Social custom is the order of the day, and the frequent knocking back of tea is as baroque with ritual as any Japanese tea ceremony. Ladies strive to sip silently, hold the cup properly, and are humiliated to leave a smudge of lipstick on the rim. Even in this rarified stratum, however, where "common" and "coarse" are the depths of deprecation, there are modern touches. A girl sent to boarding school finds "[t]he worst thing was that there wasn't a moment of the day to play ball by oneself. She had 'played ball' ever since she was nine years old. She could not 'make up' without her ball. She needed solitude and secrecy and the rhythm of the ball's being bounced..." This can only be euphemism; the quotes around "play ball" leave no doubt. College freshmen with roommates who hang about too much have experienced this frustration for autumns immemorial.
In "The Spade Man from Across the Water," a newlywed thinks of her husband that "[d]rawn into his orbit, one could but revolve dizzily round him in the void. She had lost touch with her past self. She was wildly happy, but there was this queer feeling of disintegration." Who hasn't felt or seen that happen, with or without marriage and parlors?

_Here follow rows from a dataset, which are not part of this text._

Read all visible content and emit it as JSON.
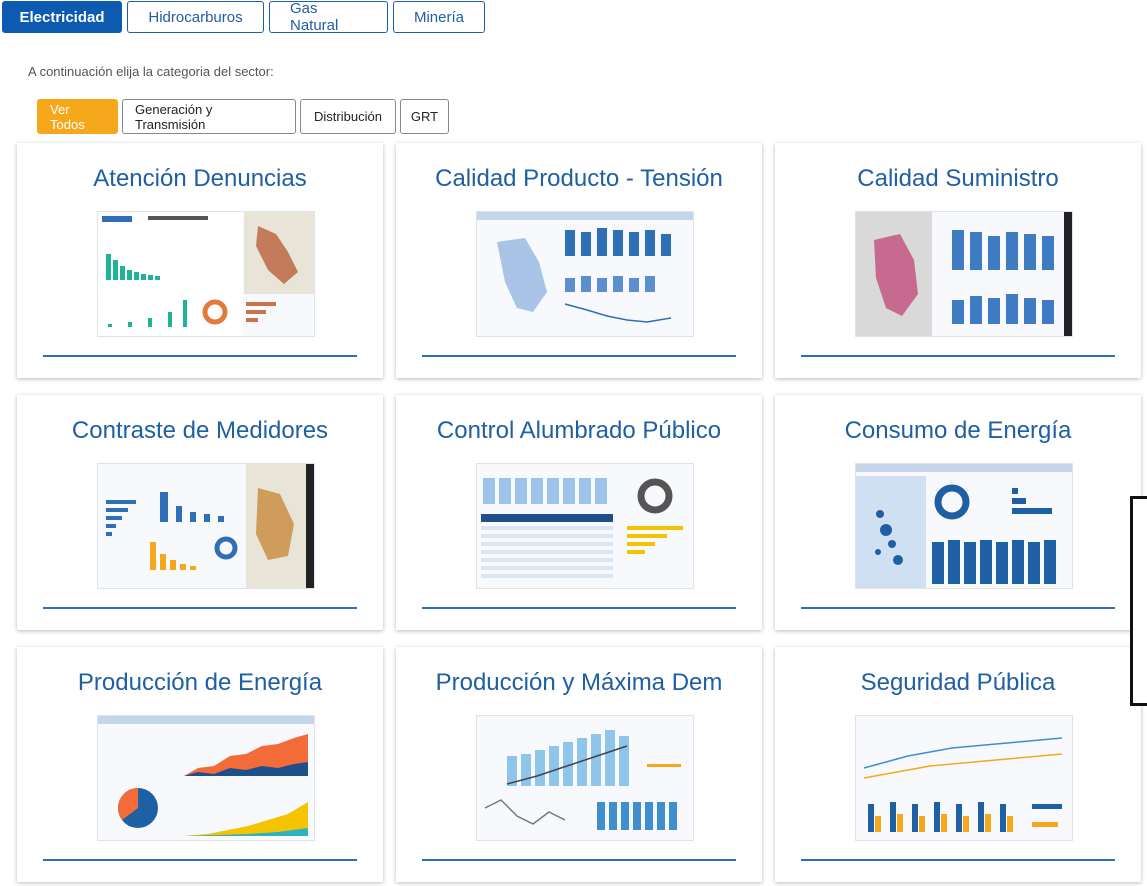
{
  "sector_tabs": [
    {
      "label": "Electricidad",
      "active": true
    },
    {
      "label": "Hidrocarburos",
      "active": false
    },
    {
      "label": "Gas Natural",
      "active": false
    },
    {
      "label": "Minería",
      "active": false
    }
  ],
  "category_prompt": "A continuación elija la categoria del sector:",
  "categories": [
    {
      "label": "Ver Todos",
      "active": true
    },
    {
      "label": "Generación y Transmisión",
      "active": false
    },
    {
      "label": "Distribución",
      "active": false
    },
    {
      "label": "GRT",
      "active": false
    }
  ],
  "colors": {
    "primary": "#0d5bb0",
    "accent": "#f5a81c",
    "title": "#1f5fa3"
  },
  "cards": [
    {
      "title": "Atención Denuncias"
    },
    {
      "title": "Calidad Producto - Tensión"
    },
    {
      "title": "Calidad Suministro"
    },
    {
      "title": "Contraste de Medidores"
    },
    {
      "title": "Control Alumbrado Público"
    },
    {
      "title": "Consumo de Energía"
    },
    {
      "title": "Producción de Energía"
    },
    {
      "title": "Producción y Máxima Dem"
    },
    {
      "title": "Seguridad Pública"
    }
  ]
}
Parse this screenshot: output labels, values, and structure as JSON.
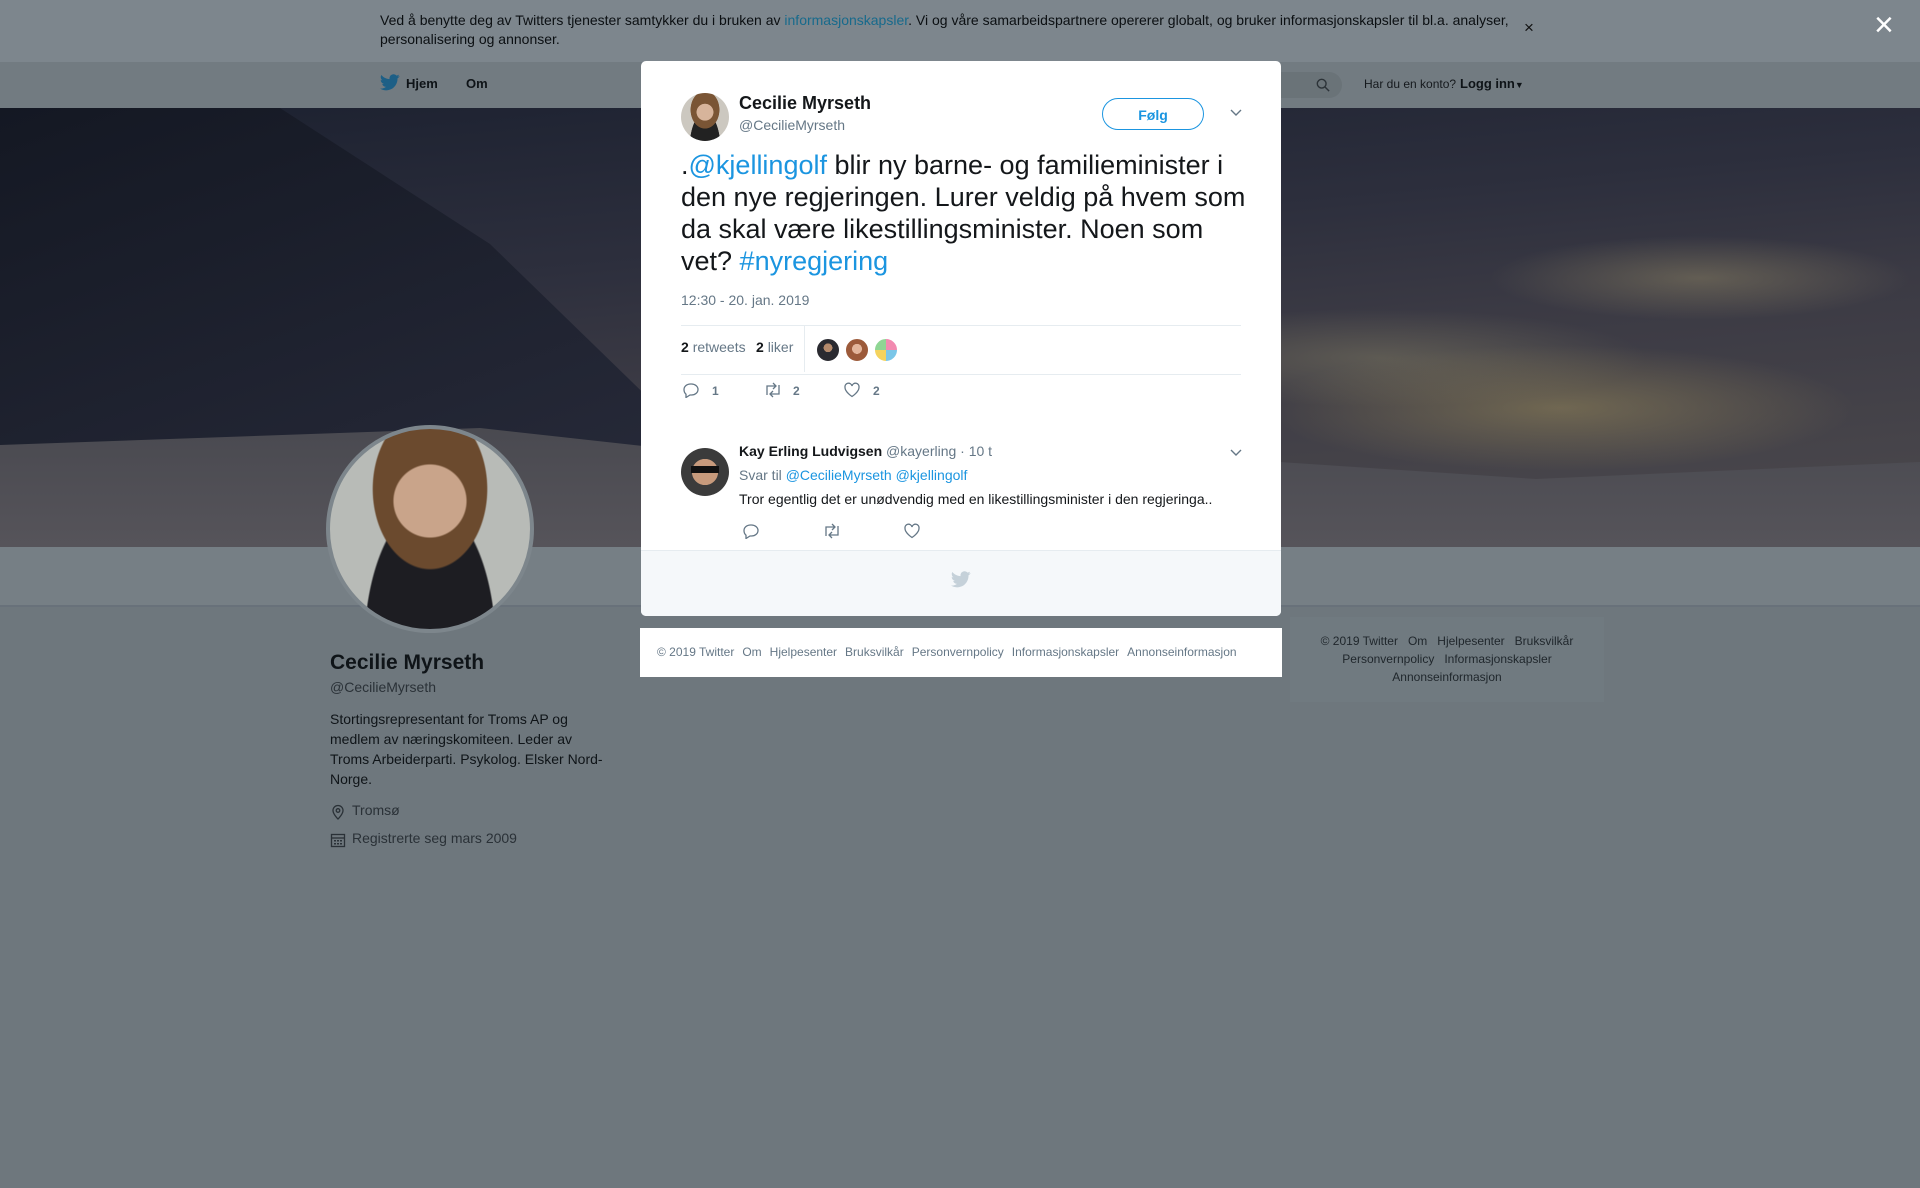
{
  "cookie_banner": {
    "text_before": "Ved å benytte deg av Twitters tjenester samtykker du i bruken av ",
    "link": "informasjonskapsler",
    "text_after": ". Vi og våre samarbeidspartnere opererer globalt, og bruker informasjonskapsler til bl.a. analyser, personalisering og annonser.",
    "close": "×"
  },
  "overlay_close": "×",
  "nav": {
    "home": "Hjem",
    "about": "Om",
    "account_question": "Har du en konto?",
    "login": "Logg inn"
  },
  "profile": {
    "name": "Cecilie Myrseth",
    "handle": "@CecilieMyrseth",
    "bio": "Stortingsrepresentant for Troms AP og medlem av næringskomiteen. Leder av Troms Arbeiderparti. Psykolog. Elsker Nord-Norge.",
    "location": "Tromsø",
    "joined": "Registrerte seg mars 2009"
  },
  "right_footer": {
    "links": [
      "© 2019 Twitter",
      "Om",
      "Hjelpesenter",
      "Bruksvilkår",
      "Personvernpolicy",
      "Informasjonskapsler",
      "Annonseinformasjon"
    ]
  },
  "tweet": {
    "author_name": "Cecilie Myrseth",
    "author_handle": "@CecilieMyrseth",
    "follow": "Følg",
    "text_prefix": ".",
    "mention": "@kjellingolf",
    "text_main": " blir ny barne- og familieminister i den nye regjeringen. Lurer veldig på hvem som da skal være likestillingsminister. Noen som vet? ",
    "hashtag": "#nyregjering",
    "timestamp": "12:30 - 20. jan. 2019",
    "retweets_count": "2",
    "retweets_label": "retweets",
    "likes_count": "2",
    "likes_label": "liker",
    "actions": {
      "replies": "1",
      "retweets": "2",
      "likes": "2"
    }
  },
  "reply": {
    "name": "Kay Erling Ludvigsen",
    "handle": "@kayerling",
    "time": "· 10 t",
    "reply_to_label": "Svar til",
    "reply_to_1": "@CecilieMyrseth",
    "reply_to_2": "@kjellingolf",
    "text": "Tror egentlig det er unødvendig med en likestillingsminister i den regjeringa.."
  },
  "modal_footer_links": [
    "© 2019 Twitter",
    "Om",
    "Hjelpesenter",
    "Bruksvilkår",
    "Personvernpolicy",
    "Informasjonskapsler",
    "Annonseinformasjon"
  ],
  "colors": {
    "accent": "#1b95e0",
    "overlay": "#6e777d"
  }
}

Towers's powers extend beyond observational artifice; though the place settings are distractingly gorgeous, there is usually food on the table. "The Little Willow" concerns a wallflower named Lisby, eternally outshined by her sisters, who forms an unspoken bond with a similarly shy boy. He heads off to war without either of them ever able to profess (let alone act on) their secret love, and Lisby's heart cracking and crumbling beneath the intact veneer of polished mannerism makes for poignant, affecting reading. When a guest at her sister's wedding informs Lisby that her Emo soulmate has been killed, and that the boy's last words were a stuttering declaration of undying love for her, sentimental old farts such as this reviewer will feel their throats tighten.
Another admirable quality distinguishing Towers's tales is their length. None runs a moment longer than it needs, a profound virtue in the short-fiction form. Read quickly, however, the similarities between stories can be wearing; what they achieve in brevity they lack in breadth. As another two trembling devotees of the Cockney School of Poetry fumble and part in unhappy disappointment beneath trailing willows, one half-expects a young Morrissey to prance by in velvet cuffs, or to be peeking from behind a funeral urn.
An afterword whose highlight is the titillating revelation that Ms. Towers's brother was killed by a tiger -- KILLED BY A TIGER! -- posits Towers' repressed "Literary Daughter" archetype as a precursor to Helen Fielding's Bridget Jones. Disregarding gender, there's a better resemblance in Adrian Mole, Sue Townsend's earnest Thatcher-era journalizer. Though Towers' parody is gentler and tightly proscribed, Tea with Mr. Rochester's literary daughters, often diarists themselves, are drawn with the same clear-eyed affection. If we fall for or identify with these nervous aesthetes, it's not in spite of their adolescent pretensions but precisely because of them.
Tea with Mr. Rochester by Frances Towers